<meta name="google-site-verification" content="BT7UFKewpHQ29VpW8cCjQkFlm11Xqe6c2ELYxk5InwM" />
Search
× Search
Menu

    Resilient Cities: Responding to Peak Oil and Climate Change

    Peter Newman, Tim Beatley, and Heather Boyer

    Half of the inhabitants in the world live in cities. In the following twenty years, the number of urban dwellers will swell to an estimated five billion people. Using buildings that are poorly designed and their ineffective transportation systems, many cities particularly in the United States use up enormous amounts of fossil fuels and emit high levels of greenhouse gases. But our planet is quickly running from the carbon-based fuels that have powered urban growth for centuries and we seem to be not able to check our greenhouse gas emissions. Are the world's cities headed for unavoidable failure?

    The authors of the energetic book do not consider that oblivion is essentially the destiny of urban areas. Rather, they believe that direction is visionary and sensible planning that can help cities meet with the impending disasters, and look to existing initiatives in cities around the world. Rather than responding with fear (as a legion of doomsaying prognosticators have done), they choose expectation. They confront the issues, describing where we stand now in our usage of oil as well as our contribution to climate change. They then present four potential results for cities: collapse, ruralized, divided, and resilient. In response to their scenarios, they say a new sustainable urbanism could replace today's carbon-consuming urbanism. They address in detail how buildings and new transportation systems can be feasibly developed to replace our low efficiency systems that are present.

    That is not a publication filled with blue sky theory (although blue skies are going to be a welcome result of its recommendations). Rather, it's packed with practical ideas, a few of which are working in cities today. It implies these problems are solvable, although it frankly confesses that our cities have issues that may worsen when they are not addressed. And the time to begin solving them is now.

    Articles

    RSS

    Purchase from Amazon.com

    Ten Solutions to Reduce our Oil Addiction that are Feasible, Healthy, and Sustainable

    by the Congress for the New Urbanism

    1. An instantaneous and permanent moratorium on all new major road construction and growths.

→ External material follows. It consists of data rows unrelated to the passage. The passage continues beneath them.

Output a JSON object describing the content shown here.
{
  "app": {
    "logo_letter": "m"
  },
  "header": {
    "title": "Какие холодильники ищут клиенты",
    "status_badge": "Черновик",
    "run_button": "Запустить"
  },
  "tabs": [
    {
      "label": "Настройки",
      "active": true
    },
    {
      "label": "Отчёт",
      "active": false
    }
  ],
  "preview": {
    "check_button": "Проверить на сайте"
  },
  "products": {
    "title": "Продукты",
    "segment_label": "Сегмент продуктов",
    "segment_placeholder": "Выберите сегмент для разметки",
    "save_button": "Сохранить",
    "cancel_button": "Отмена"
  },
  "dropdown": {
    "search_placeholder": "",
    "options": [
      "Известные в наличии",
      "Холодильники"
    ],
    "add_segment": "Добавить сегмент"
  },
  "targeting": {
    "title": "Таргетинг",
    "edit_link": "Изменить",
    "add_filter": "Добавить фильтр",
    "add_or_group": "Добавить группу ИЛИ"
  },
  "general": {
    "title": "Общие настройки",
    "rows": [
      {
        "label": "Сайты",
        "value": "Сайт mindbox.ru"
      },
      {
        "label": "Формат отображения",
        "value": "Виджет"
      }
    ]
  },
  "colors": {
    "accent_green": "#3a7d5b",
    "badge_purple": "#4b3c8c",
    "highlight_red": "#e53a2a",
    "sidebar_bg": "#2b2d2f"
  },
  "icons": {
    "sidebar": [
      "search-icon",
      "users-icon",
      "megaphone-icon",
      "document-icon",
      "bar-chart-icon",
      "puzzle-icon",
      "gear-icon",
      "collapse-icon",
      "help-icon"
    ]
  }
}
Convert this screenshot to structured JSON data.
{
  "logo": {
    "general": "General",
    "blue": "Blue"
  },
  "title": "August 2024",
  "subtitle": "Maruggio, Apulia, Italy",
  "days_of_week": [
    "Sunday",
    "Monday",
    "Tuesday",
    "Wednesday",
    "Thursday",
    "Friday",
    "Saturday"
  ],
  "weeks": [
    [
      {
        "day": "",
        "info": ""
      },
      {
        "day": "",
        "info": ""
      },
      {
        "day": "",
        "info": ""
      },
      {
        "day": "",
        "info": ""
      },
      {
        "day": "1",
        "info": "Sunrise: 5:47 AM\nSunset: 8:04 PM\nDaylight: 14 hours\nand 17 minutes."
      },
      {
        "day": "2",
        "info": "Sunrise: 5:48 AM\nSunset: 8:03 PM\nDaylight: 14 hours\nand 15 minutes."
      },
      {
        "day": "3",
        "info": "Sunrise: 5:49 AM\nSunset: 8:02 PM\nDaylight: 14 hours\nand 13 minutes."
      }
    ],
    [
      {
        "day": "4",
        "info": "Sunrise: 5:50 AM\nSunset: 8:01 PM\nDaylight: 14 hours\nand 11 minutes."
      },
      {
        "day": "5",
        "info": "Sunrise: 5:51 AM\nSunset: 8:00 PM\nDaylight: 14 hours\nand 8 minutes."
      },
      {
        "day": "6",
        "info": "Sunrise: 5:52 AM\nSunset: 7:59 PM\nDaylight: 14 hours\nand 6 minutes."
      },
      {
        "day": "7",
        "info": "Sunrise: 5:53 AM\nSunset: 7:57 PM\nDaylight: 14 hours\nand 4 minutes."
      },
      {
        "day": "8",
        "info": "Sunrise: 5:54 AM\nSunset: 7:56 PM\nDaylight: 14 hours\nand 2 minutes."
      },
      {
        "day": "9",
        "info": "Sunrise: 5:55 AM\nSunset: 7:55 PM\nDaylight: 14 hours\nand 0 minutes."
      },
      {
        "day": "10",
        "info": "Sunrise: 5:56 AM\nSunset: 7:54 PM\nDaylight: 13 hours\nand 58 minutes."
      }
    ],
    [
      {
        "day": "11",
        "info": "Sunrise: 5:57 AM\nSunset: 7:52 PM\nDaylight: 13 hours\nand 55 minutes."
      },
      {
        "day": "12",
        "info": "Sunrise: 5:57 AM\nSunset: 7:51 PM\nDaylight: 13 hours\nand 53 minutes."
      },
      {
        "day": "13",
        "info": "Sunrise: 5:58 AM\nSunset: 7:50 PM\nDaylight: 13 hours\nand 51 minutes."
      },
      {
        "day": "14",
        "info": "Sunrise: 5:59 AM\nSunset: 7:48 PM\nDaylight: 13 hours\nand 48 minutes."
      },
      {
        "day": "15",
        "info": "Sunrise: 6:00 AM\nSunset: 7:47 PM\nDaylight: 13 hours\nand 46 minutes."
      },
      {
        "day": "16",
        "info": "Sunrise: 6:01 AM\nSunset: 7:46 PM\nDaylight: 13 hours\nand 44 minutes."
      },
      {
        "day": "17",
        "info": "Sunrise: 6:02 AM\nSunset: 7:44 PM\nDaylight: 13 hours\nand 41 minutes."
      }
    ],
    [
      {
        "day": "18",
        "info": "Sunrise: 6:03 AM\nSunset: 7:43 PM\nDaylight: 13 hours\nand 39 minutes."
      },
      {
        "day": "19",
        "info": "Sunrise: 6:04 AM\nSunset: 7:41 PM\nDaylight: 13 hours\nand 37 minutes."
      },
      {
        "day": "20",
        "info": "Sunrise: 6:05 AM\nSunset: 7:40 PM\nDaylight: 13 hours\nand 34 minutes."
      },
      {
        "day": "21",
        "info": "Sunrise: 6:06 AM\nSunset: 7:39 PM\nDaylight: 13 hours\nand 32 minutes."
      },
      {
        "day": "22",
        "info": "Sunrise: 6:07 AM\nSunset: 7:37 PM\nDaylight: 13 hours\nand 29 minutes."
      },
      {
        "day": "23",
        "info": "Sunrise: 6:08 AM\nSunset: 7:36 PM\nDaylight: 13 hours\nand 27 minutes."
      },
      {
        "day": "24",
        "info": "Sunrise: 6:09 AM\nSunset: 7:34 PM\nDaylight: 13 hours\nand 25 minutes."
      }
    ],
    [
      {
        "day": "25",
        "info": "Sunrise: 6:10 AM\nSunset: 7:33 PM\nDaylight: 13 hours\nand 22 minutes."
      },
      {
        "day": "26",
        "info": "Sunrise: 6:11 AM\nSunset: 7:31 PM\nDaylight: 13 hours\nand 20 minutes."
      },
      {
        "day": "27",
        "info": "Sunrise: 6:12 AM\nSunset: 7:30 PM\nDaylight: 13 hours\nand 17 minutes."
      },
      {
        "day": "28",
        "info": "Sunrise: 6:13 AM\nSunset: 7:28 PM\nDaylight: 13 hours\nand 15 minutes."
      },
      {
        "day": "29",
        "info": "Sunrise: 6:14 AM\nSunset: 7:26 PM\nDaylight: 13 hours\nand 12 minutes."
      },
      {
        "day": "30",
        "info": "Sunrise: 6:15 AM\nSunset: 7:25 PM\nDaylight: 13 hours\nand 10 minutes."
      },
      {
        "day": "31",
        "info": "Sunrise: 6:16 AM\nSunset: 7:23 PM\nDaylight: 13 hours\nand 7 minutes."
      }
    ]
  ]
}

    2. An instant and permanent moratorium on all new airport construction and expansions, together with an ending to all air travel subsidies. Furthermore, an end to oil industry subsidies.

    3. An enormous increase in funding for Amtrak and therapid construction of a train network that is new that is national across America joining every city, town, and area using an efficient, state-of-the-art electrical train system comparable to what's now running all across Japan and Europe. This ought to be constructed to carry both passengers and all of the cargo now went by trucks that were very ineffective.

    4. The accelerated tripling of minimal vehicle miles for all vehicles created in America- actioned with an instant and complete conversion of automobile factories to the building of electric vehicles, solar,and fully hybrid vehicle.

    5. An immediate moratorium on the building of any new coal fired or nuclear power producing plants.

    6. The fast construction of massive new solar and wind electricity producing capacity all across America, including area scale andsmall wind turbinesthat may be incorporated inconspicuously to the roofs of buildings. In addition, the immediate installation of new hydropower generatingcapacity in tidalenergy capture and the form ofcoastalwave.

    7. Therapid installation of roof that is complete solar panels on every building in The Us.

    8. An immediate moratorium on the construction of any added sprawl (which deepens vehicle/oil reliance).

    9. A significant focus of federal, state, and local authorities on the revitalization and densificationof all existing cities and towns across America into walkable, mixed-use communities, with pedestrians and bikes given top priority over cars, as well as a serious focus on bikes and trains as the leading forms of transport. Contained would be millions of housing units that are affordable and good quality neighborhood schools located so all children can walk or bike to them.

    10. The quick installation of major organic farmsat the edge of each city and town across America. As well as this, therapid putting of an incredible number of trees across America.

    From Congress for New Urbanism website, www.cnu.org, 2006.

    Previous Article Is there a Travel-Time Limit to City Growth?
    Next Article What Do We Do About New Vehicles?
    Print
    244

    Name:
    Email:
    Subject:
    Message:
    x
    "Resilience in our personal lives in about lasting, about making it through crises, about inner strength and strong physical constitution. Resilience is destroyed by fear, which causes us to panic, reduces our inner resolve, and eventually debilitates our bodies. Resilience is built on hope, which gives us confidence and strength. Hope is not blind to the possibility of everything getting worse, but it is a choice we make when faced with challenges. Hope brings health to our souls and bodies. 

    Resilience can be applied to cities. They too need to last, to respond to crises and adapt in a way that may cause them to change and grow differently; cities require an inner strength, a resolve, as well as a strong physical infrastructure and built environment." 
    Terms Of UsePrivacy StatementCopyright 2017 by Resilient Cities
    Back To Top